Internet speeds are important to users, especially when users aren’t getting the Internet speeds their Internet service provider is charging them for. It can be frustrating when you’re streaming a movie and you’re suddenly plagued by the dreaded “loading” circle. Most of us either deal with it or get on the phone with our ISP who then goes through their textbook checklist. You know, reset the router, unplug and plugin the gateway, run a speedtest and make sure you’re logged in. All the things you already did before you called them. One reddit user decided to go a little further than most of us by setting up a Raspberry Pi to auto tweet to Comcast anytime their speeds dropped below a certain number, it’s a brilliant troll really!
UPDATE: 1/31/16 – A Comcast representative has responded to the original Reddit post challenging the validity of the posters testing. The response is very extensive, below is the first few sentences but you should head over to the Reddit post to check it out in detail.
Your test probe is only capable of 100 Mbps and more realistically to around 90 – 95 Mbps. So your test design already has a major flaw insofar as your measurement device is only capable of measuring up to 60% of your connection speed. As a first step you would need to replace it with a device that had a gigabit ethernet interface. In addition you have not detailed what your Pi is plugged into (pics would be great, but a diagram or description works too).
I pay for 150mbps down and 10mbps up. The raspberry pi runs a series of speedtests every hour and stores the data. Whenever the downspeed is below 50mbps the Pi uses a twitter API to send an automatic tweet to Comcast listing the speeds. I know some people might say I should not be complaining about 50mpbs down, but when they advertise 150 and I get 10-30 I am unsatisfied.

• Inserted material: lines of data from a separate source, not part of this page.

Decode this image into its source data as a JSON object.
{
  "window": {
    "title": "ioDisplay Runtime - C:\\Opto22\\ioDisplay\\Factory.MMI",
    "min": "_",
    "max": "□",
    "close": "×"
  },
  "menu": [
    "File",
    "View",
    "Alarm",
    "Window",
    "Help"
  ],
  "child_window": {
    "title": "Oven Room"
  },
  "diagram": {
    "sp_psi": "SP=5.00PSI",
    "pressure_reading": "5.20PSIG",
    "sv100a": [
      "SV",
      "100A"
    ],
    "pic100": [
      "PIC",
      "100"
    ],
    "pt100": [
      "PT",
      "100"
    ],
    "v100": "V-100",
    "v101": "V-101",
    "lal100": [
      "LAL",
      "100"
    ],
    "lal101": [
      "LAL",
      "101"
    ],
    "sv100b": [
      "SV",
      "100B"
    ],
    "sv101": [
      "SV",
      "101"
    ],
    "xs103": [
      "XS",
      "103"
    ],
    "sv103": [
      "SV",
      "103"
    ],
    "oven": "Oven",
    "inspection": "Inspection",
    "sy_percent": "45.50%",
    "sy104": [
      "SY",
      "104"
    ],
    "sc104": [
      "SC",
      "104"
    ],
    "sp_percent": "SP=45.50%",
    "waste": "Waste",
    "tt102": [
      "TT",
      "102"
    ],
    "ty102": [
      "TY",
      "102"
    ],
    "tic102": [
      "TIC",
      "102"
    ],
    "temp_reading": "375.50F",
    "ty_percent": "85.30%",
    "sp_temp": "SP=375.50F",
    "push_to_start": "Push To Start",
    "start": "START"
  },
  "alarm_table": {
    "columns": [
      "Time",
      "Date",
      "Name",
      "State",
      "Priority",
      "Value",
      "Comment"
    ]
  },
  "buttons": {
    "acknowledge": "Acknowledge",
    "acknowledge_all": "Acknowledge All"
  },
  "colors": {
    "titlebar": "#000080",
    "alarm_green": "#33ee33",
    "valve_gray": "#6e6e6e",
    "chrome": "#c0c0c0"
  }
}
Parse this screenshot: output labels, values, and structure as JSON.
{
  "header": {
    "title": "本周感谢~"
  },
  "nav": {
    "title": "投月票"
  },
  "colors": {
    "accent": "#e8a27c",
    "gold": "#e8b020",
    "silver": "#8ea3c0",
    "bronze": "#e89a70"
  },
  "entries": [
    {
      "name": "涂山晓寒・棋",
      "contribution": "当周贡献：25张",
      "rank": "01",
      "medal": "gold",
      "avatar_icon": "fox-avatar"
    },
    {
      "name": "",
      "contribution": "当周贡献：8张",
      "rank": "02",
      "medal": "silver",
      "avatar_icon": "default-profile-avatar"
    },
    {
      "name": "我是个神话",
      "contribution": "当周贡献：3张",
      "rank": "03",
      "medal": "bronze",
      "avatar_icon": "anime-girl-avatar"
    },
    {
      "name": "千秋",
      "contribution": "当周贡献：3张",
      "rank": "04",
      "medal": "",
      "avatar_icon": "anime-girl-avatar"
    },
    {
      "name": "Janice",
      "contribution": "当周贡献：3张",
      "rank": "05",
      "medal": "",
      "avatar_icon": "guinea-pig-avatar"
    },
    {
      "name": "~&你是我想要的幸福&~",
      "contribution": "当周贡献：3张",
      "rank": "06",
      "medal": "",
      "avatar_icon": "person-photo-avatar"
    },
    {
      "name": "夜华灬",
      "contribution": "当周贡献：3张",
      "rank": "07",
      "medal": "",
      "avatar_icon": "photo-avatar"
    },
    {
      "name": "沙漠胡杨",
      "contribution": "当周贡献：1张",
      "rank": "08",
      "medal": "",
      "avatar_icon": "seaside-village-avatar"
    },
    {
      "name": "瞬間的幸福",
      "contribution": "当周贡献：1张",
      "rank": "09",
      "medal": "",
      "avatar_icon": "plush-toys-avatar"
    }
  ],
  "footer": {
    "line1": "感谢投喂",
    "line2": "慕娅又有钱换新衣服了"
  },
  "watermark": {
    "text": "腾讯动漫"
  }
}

I am aware that the Pi that I have is limited to ~100mbps on its Ethernet port (but seems to top out at 90) so when I get 90 I assume it is also higher and possibly up to 150. Comcast has noticed and every time I tweet they will reply asking for my account number and address…usually hours after the speeds have returned to normal values. I have chosen not to provide them my account or address because I do not want to singled out as a customer; all their customers deserve the speeds they advertise, not just the ones who are able to call them out on their BS.
Tweets by @A_Comcast_User
The Pi also runs a website server local to our network where with a graphing library I can see the speeds over different periods of time. EDIT: A lot of folks have pointed out that the results are possibly skewed by our own network usage. We do not torrent in our house; we use the network to mainly stream TV services and play PC and Xbone live games. I set the speedtest and graph portion of this up (without the tweeting part) earlier last year when the service was so constatly bad that Netflix wouldn’t go above 480p and I would have >500ms latencies in CSGO. I service was constantly below 10mbps down. I only added the Twitter portion of it recently and yes, admittedly the service has been better. Plenty of the drops were during hours when we were not home or everyone was asleep, and I am able to download steam games or stream Netflix at 1080p and still have the speedtest registers its near its maximum of ~90mbps down, so when we gets speeds on the order of 10mpbs down and we are not heavily using the internet we know the problem is not on our end.
Whether or not this is going to help this user get the Internet speeds they’re paying for is up for debate, but at least there’s some measure of satisfaction in exposing Comcast’s slow speeds. What do you think? Let us know in the comments below or on Google+, Facebook and Twitter.
Last Updated on January 23, 2017.